“They’re food was never really good,” I added after Marissa stopped reading. “But if you’re food isn’t good and your management is this toxic?”
“Yeah, I always got the sense that the staff was really frustrated with management. I think they had a lot of problems.”
Sip. Yesterday was a good day. After lunch, we all headed outside to begin our work day. With Marissa acting as our site foreman, she directed Rodney and I in moving the rocks off a strip of dirt beside our driveway and digging a small trench so she could lay down new stone pavers. Afterwards, we’d rinse off the rocks with a hose and shovel them back in.
And even though there was plenty to do, it didn’t take long for the work day to become a play-in-the-hose day for Rodney. He shook his sandals off to the side, picked up the hose, and sprayed it directly into his face. His yelling was drowned out by the sharp spray of water, but I felt lucky to be close enough to hear what he was screaming.
“THIS FEELS SO GOOD! I LOVE WATER!”
Leaving the hose running on the pavement, he flopped on his belly, and putting his mouth to the ground he took a few sips out of a puddle.
“RODNEY,” Marissa yelled. “No drinking the water.”
“Just a little bit? Just my lip?” Rodney contested, pointing to his face.
“No, Rodney. Not just a little bit. No drinking water off the ground,” I scolded. Rodney pouted for a few moments, staring wistfully into the dirty puddle which he so desired. But then he remembered he had free access to a hose, and returned to spraying himself in the face over his own battle cry.
Meanwhile, Marissa rinsed rocks and laid pavers while I dug a trench. We had trouble finding an efficient way to clean the rocks without leaving a big muddy mess.
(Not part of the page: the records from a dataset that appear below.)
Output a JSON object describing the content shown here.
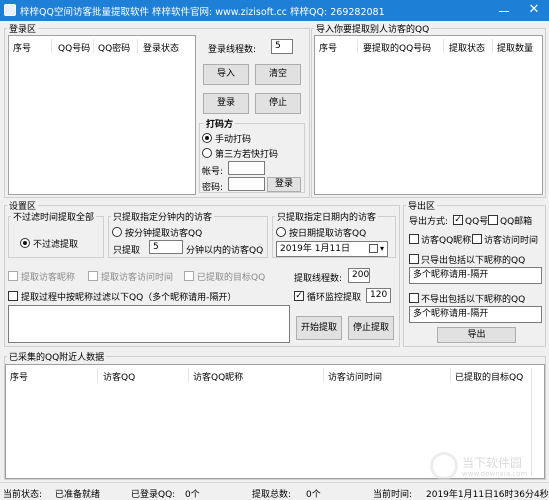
{
  "window": {
    "title": "梓梓QQ空间访客批量提取软件  梓梓软件官网: www.zizisoft.cc  梓梓QQ: 269282081",
    "close_glyph": "✕"
  },
  "login": {
    "group_label": "登录区",
    "columns": [
      "序号",
      "QQ号码",
      "QQ密码",
      "登录状态"
    ],
    "thread_label": "登录线程数:",
    "thread_value": "5",
    "import_label": "导入",
    "clear_label": "清空",
    "login_label": "登录",
    "stop_label": "停止"
  },
  "captcha": {
    "group_label": "打码方",
    "manual_label": "手动打码",
    "thirdparty_label": "第三方若快打码",
    "account_label": "帐号:",
    "password_label": "密码:",
    "login_label": "登录"
  },
  "import_targets": {
    "group_label": "导入你要提取别人访客的QQ",
    "columns": [
      "序号",
      "要提取的QQ号码",
      "提取状态",
      "提取数量"
    ]
  },
  "settings": {
    "group_label": "设置区",
    "no_filter_group": "不过滤时间提取全部",
    "no_filter_radio": "不过滤提取",
    "minutes_group": "只提取指定分钟内的访客",
    "minutes_radio": "按分钟提取访客QQ",
    "minutes_prefix": "只提取",
    "minutes_value": "5",
    "minutes_suffix": "分钟以内的访客QQ",
    "date_group": "只提取指定日期内的访客",
    "date_radio": "按日期提取访客QQ",
    "date_value": "2019年  1月11日",
    "cb_nickname": "提取访客昵称",
    "cb_visit_time": "提取访客访问时间",
    "cb_target": "已提取的目标QQ",
    "extract_threads_label": "提取线程数:",
    "extract_threads_value": "200",
    "filter_nickname_label": "提取过程中按昵称过滤以下QQ（多个昵称请用-隔开）",
    "loop_monitor_label": "循环监控提取",
    "loop_value": "120",
    "start_label": "开始提取",
    "stop_label": "停止提取"
  },
  "export": {
    "group_label": "导出区",
    "method_label": "导出方式:",
    "qq_label": "QQ号",
    "email_label": "QQ邮箱",
    "visitor_nick_label": "访客QQ昵称",
    "visitor_time_label": "访客访问时间",
    "only_include_label": "只导出包括以下昵称的QQ",
    "only_include_value": "多个昵称请用-隔开",
    "exclude_label": "不导出包括以下昵称的QQ",
    "exclude_value": "多个昵称请用-隔开",
    "export_label": "导出"
  },
  "collected": {
    "group_label": "已采集的QQ附近人数据",
    "columns": [
      "序号",
      "访客QQ",
      "访客QQ昵称",
      "访客访问时间",
      "已提取的目标QQ"
    ]
  },
  "watermark": {
    "name": "当下软件园",
    "url": "www.downxia.com"
  },
  "status": {
    "state_label": "当前状态:",
    "state_value": "已准备就绪",
    "logged_label": "已登录QQ:",
    "logged_value": "0个",
    "total_label": "提取总数:",
    "total_value": "0个",
    "time_label": "当前时间:",
    "time_value": "2019年1月11日16时36分4秒"
  }
}
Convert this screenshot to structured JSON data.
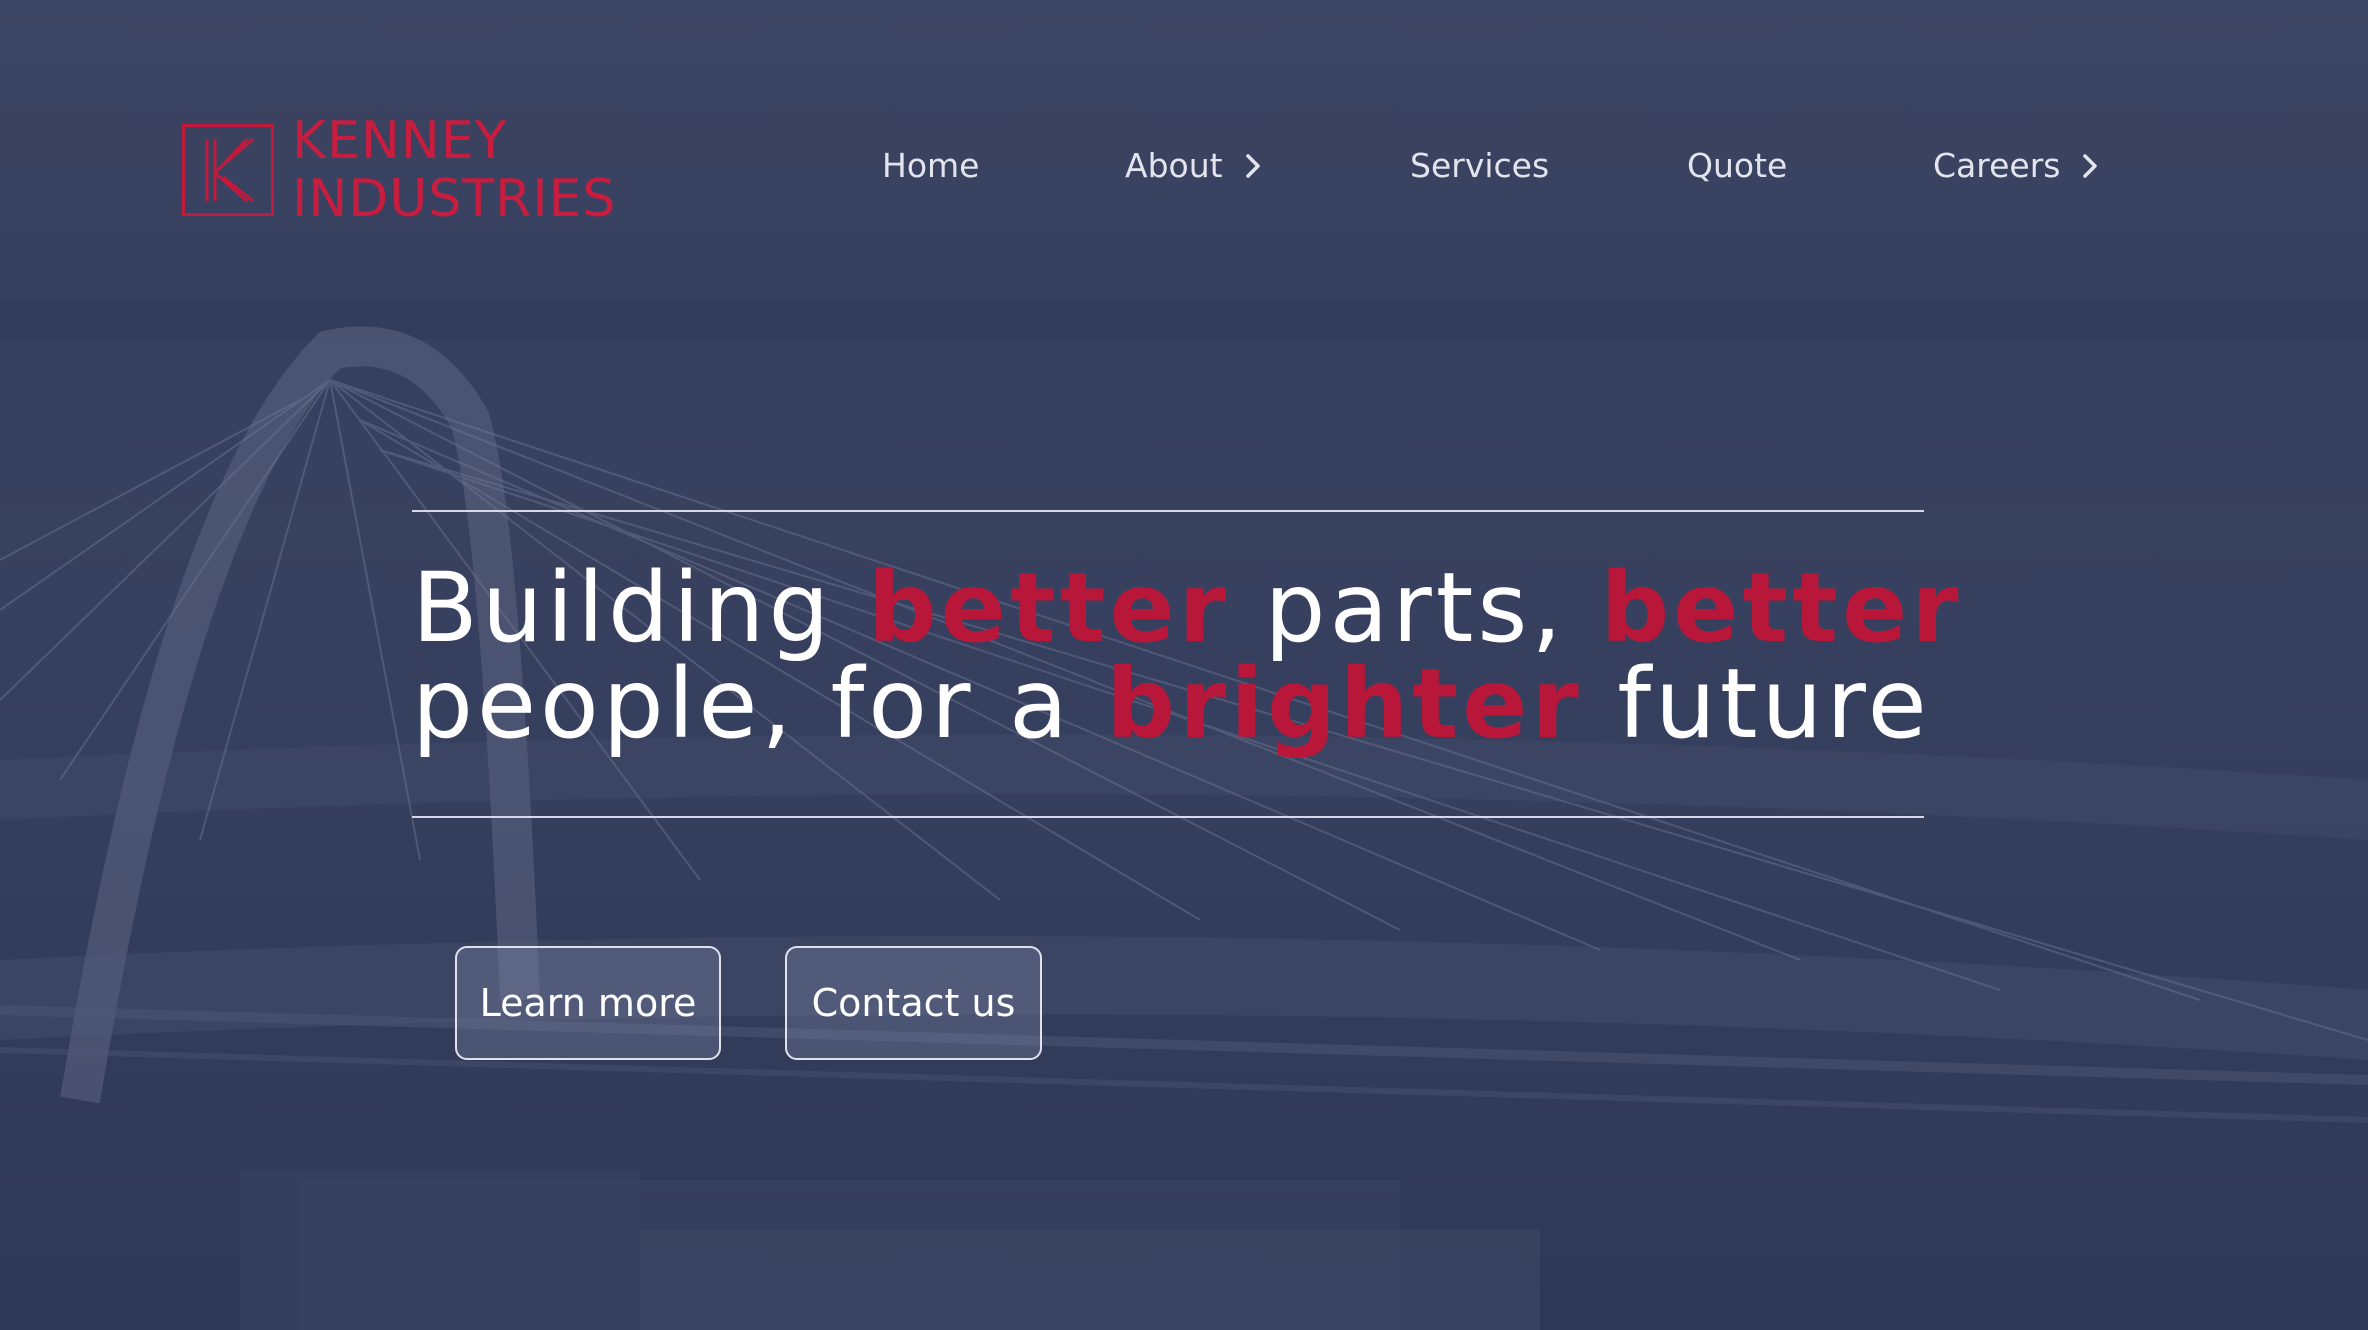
{
  "brand": {
    "mark_letter": "K",
    "name_line1": "KENNEY",
    "name_line2": "INDUSTRIES",
    "color": "#c81d3f"
  },
  "nav": {
    "items": [
      {
        "label": "Home",
        "icon": null
      },
      {
        "label": "About",
        "icon": "chevron-right-icon"
      },
      {
        "label": "Services",
        "icon": null
      },
      {
        "label": "Quote",
        "icon": null
      },
      {
        "label": "Careers",
        "icon": "chevron-right-icon"
      }
    ]
  },
  "hero": {
    "line1": [
      {
        "text": "Building ",
        "highlight": false
      },
      {
        "text": "better",
        "highlight": true
      },
      {
        "text": " parts, ",
        "highlight": false
      },
      {
        "text": "better",
        "highlight": true
      }
    ],
    "line2": [
      {
        "text": "people, for a ",
        "highlight": false
      },
      {
        "text": "brighter",
        "highlight": true
      },
      {
        "text": " future",
        "highlight": false
      }
    ],
    "highlight_color": "#b8173a",
    "background_image": "aerial-bridge-photo"
  },
  "buttons": {
    "learn_more": "Learn more",
    "contact_us": "Contact us"
  }
}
“The best way I’ve found so far is just doing a handful at a time,” said Marissa, hunched over a mount of pebbbles.
“But that’s going to take forever,” I replied. Marissa shrugged.
We tried flattening the rocks into a pile, rinsing portions at a time, rinsing them over a shovel, rinsing them over a rake. But each variation of the same chore proved messier and less effective than the last.
“OK, so far, your handful method is the best,” I laughed. “I’m not going to stress about it. As long as what we do today is better than how it was before, it’s still worth it.”
We rinsed Rodney off in the driveway then sent him upstairs for a nap. Marissa and I finished the project, then ordered a pizza from our new favorite Madison pizza place. After dinner, we all took a walk to the neighborhood liquor store. As we struggled to untangle the dog leashes from the stroller, Rodney took Ollie’s lead in his hand.
“Momma,” he asked. “I hold Ollie?” Marissa looked hesitant.
“It’s Ollie,” I said turning to her. “He’s not going anywhere. This is good practice.” Ollie smiled up at Marissa, almost as if he was offering his approval.
“OK,” she said. “But just until we get to the busy road, then I’m taking over.
Rodney ran ahead of the pack, with a very composed Ollie jogging behind him. “It looks like Ollie is walking Rodney,” I laughed.
Marissa picked up some beer and loaded it into the stroller, then we made our way home. After putting Rodney to bed, we treated ourselves to a luxurious snack of buttered sourdough bread and beer fit for our arduous work day.
But we were not just celebrating finishing the rock paver project. We were also taking the maiden voyage of our family’s new standard issue sourdough sandwich bread - or what we refer to simply as Krang Bread.
The goal of Krang Bread was to make a simple, reliable, repeatable, no-fuss all purpose sandwich bread. Krang Bread should be practical, good enough to make crispy toast, a soft PB & J, but it should still be appetizing enough to eat with just a swipe of butter with your dinner.
And at last, after a long research and development processes tweaking hydration, inoculation, bulk rise duration and oven temperature, we think we’ve arrived at the perfect recipe.
Be on the lookout for my recipe Krang Bread - I’ll publish it later today on the Recker Family Cookbook. Thanks for stopping by today.